They promised “an integrated programme that will soon be announced to enable the kingdom of Bahrain to support its economic reforms and fiscal stability”. No details were given.
Supporting Bahrain makes sense for its neighbours economically and politically – any collapse of its currency could undermine confidence in the rest of the region. Sunni Muslim-led Saudi Arabia and the UAE sent security forces to protect the government in Manama from a Shi’ite-led uprising in 2011.
The small size of the Bahraini economy would make it relatively easy for neighbouring states to bail it out. Manama has projected a state budget gap of $3.5bn in 2018, far less than the hundreds of billions of dollars which each of its neighbours hold in their sovereign wealth funds.

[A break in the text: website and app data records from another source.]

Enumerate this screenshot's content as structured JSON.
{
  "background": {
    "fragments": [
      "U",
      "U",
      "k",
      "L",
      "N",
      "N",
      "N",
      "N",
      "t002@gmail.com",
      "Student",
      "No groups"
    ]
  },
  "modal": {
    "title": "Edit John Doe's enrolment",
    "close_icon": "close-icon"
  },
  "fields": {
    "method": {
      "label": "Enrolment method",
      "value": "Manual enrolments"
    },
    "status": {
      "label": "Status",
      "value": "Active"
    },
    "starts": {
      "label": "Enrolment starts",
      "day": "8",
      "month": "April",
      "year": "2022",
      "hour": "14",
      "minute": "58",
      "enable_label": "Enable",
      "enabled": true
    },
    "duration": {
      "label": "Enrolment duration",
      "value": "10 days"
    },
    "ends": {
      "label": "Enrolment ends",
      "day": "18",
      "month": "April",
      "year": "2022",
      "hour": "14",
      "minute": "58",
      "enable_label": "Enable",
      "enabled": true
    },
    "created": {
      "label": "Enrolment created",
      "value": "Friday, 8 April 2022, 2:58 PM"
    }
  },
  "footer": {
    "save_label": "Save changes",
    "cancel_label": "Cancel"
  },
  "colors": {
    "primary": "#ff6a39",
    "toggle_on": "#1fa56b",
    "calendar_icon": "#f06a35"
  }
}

However, five-year Bahraini credit default swaps dropped only 16 basis points to 529 early on Wednesday, Markit said, remaining near record highs and implying a probability of around 30 per cent of a sovereign default in the next five years.
Bahrain’s state finances are among the weakest in the region; the International Monetary Fund warned last month that Manama needed to reform its finances urgently, as public debt had jumped to 89 per cent of gross domestic product last year.
Domestic political opposition has slowed austerity plans designed to cut the government’s budget deficit. Many bankers think that unless authorities can ram through tax increases and spending cuts, its finances will remain shaky.
The statement by Bahrain’s allies did not say whether they would demand policy commitments along with the aid, but their reference to economic reforms suggested there would be a link.
There are signs that Bahraini officials are mounting a fresh effort to break the political impasse over fiscal reform. Last week, the king asked the cabinet to open a dialogue on pension reform with parliament, Bahraini members of parliament said.
The king wants an agreement that would protect retirees and also guarantee the durability of the kingdom’s pension funds, parliament’s president Ahmed bin Ibrahim al-Mulla said in a statement late on Tuesday. “The joint committee will hold its first meeting in coming days,” he said.
Last month, officials said the cabinet had launched a similar effort to reach a deal on reform of the subsidies which the government pays to keep down living costs for its citizens.
Saudi Arabia, connected to Bahrain on its eastern coast by a causeway, has for years provided political and economic support to its Sunni-ruled neighbor, which has a Shi’ite majority that rose up in 2011 demanding equal rights and an end to alleged government discrimination in jobs, housing and representation.
Saudi Arabia and other Sunni Gulf allies accused Iran of stirring up those protests. More recently, Bahrain joined Saudi Arabia and the UAE in June last year to break diplomatic ties and transport links with Qatar, accusing it of backing terrorism, a charge which Doha denies.